As a professional, Spain understands that with her status comes responsibility, and she has used her title for good by starting a charity called Hear the Cheers, which raises money for the Chicago Hearing Society to provide hearing aids to those who can’t afford them. “Hearing aids aren’t typically covered by insurance, and they can be $3,000 to $4,000,” she explained. “We do a month-long campaign every year to raise money and provide hearing aids for the kids whose families can’t pay for them on their own.”
When asked how much LFHS has changed since she graced the hallways twenty years ago, she responded with her dry sense of humor, “Well the weirdest part is that when people ask me that, I’m like, ‘Twenty years ago? I’m old.’” Jokes aside, Spain is mostly intrigued by how we learn now with the internet and its multitude of resources at our fingertips. “We had the internet, but not the way you guys do.” She advises our generation to take advantage of it, but still relish the relationship building that happens in high school. “The Parkland students and the way they have utilized social media… it’s so amazing that you guys can do that now and people your age are already doing pretty big things.”
As for her own ‘big’ things, Spain currently sits on the threshold of being one of the sports world’s foremost reporters and female influencers, which is a title that carries a significant amount of weight. But Spain is ready for the responsibility, perhaps because of her past–both as an accomplished athlete and a diligent student. “I’m hard-working and educated,” Spain added, which more than rationalizes her ascent in the cutthroat world of mass media.
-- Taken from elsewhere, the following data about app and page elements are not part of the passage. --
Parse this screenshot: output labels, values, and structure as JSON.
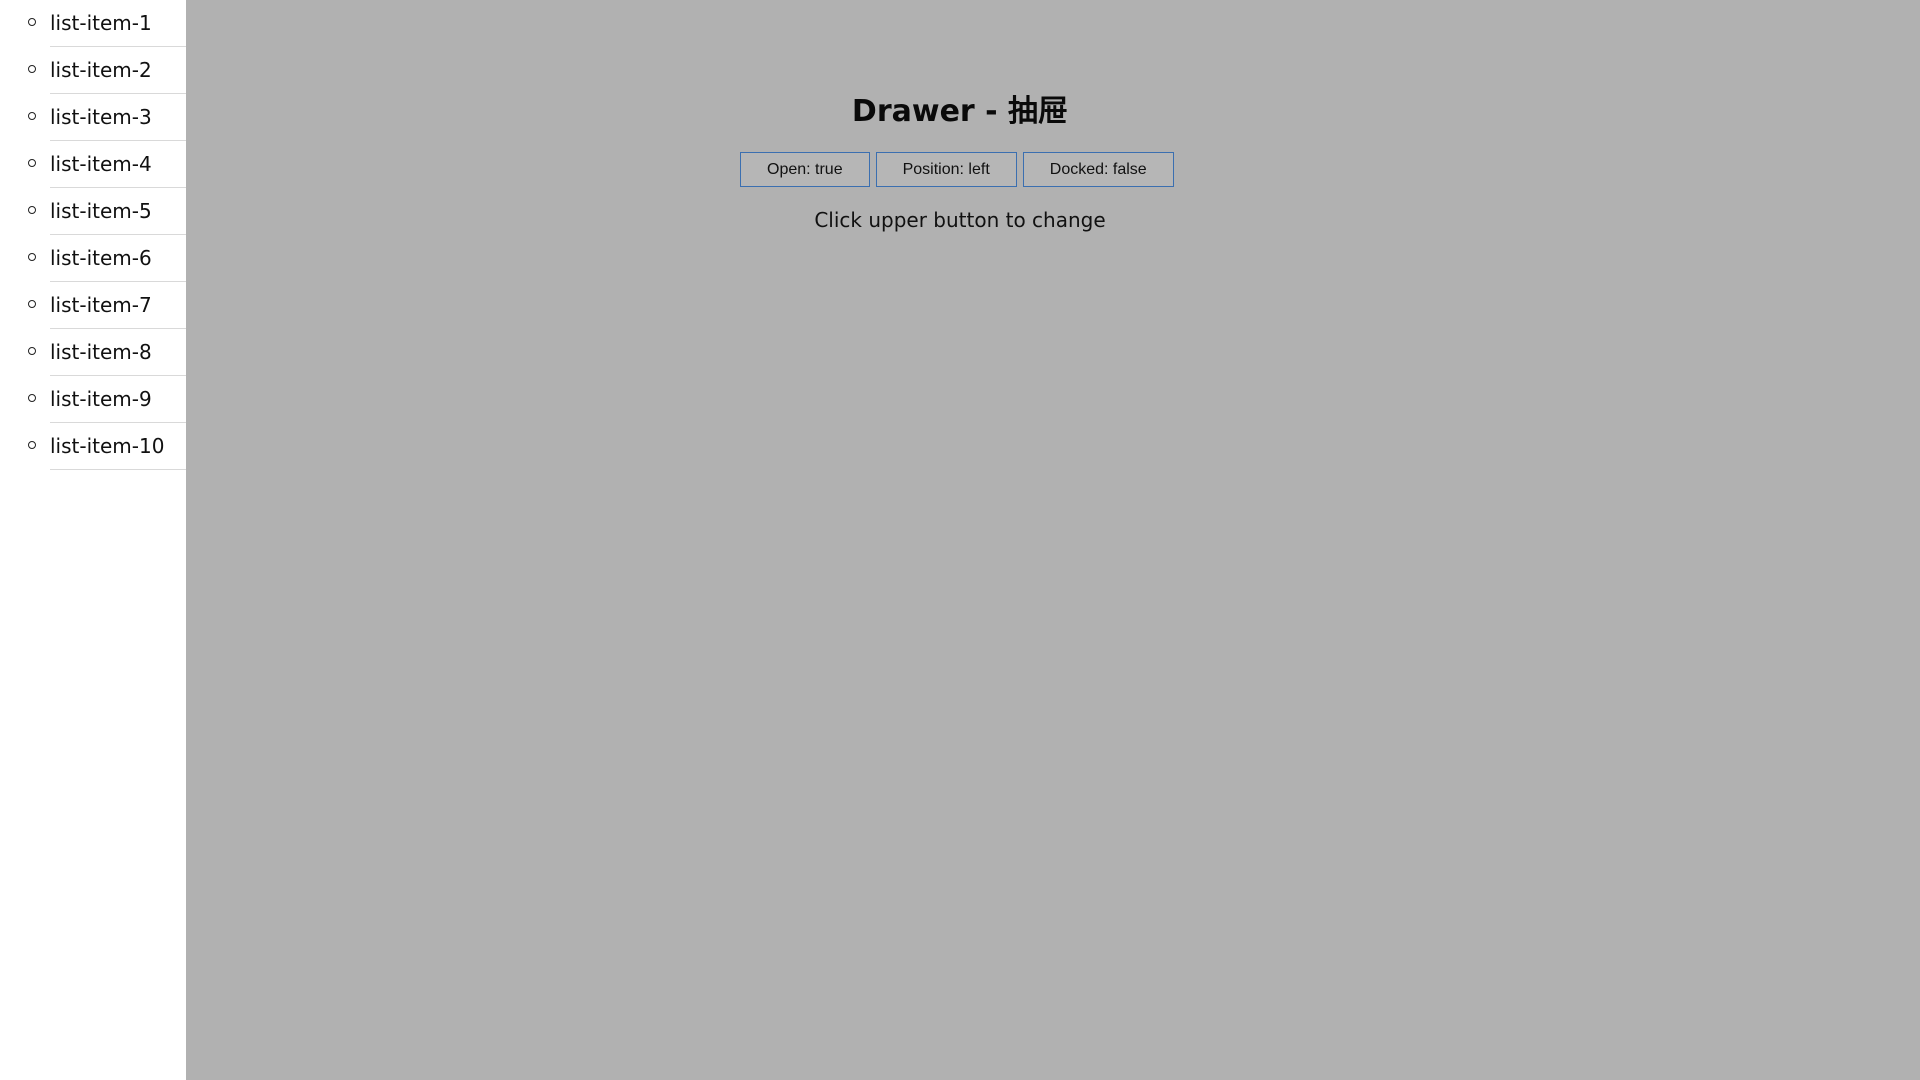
{
  "drawer": {
    "items": [
      {
        "label": "list-item-1"
      },
      {
        "label": "list-item-2"
      },
      {
        "label": "list-item-3"
      },
      {
        "label": "list-item-4"
      },
      {
        "label": "list-item-5"
      },
      {
        "label": "list-item-6"
      },
      {
        "label": "list-item-7"
      },
      {
        "label": "list-item-8"
      },
      {
        "label": "list-item-9"
      },
      {
        "label": "list-item-10"
      }
    ]
  },
  "main": {
    "title": "Drawer - 抽屉",
    "buttons": {
      "open": "Open: true",
      "position": "Position: left",
      "docked": "Docked: false"
    },
    "hint": "Click upper button to change"
  },
  "colors": {
    "overlay": "#b1b1b1",
    "drawer_bg": "#ffffff",
    "button_border": "#3b6fb0"
  }
}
And with those habits–and perhaps because of them–she continues to make LFHS proud as they now boast her on their fabled Wall of Fame.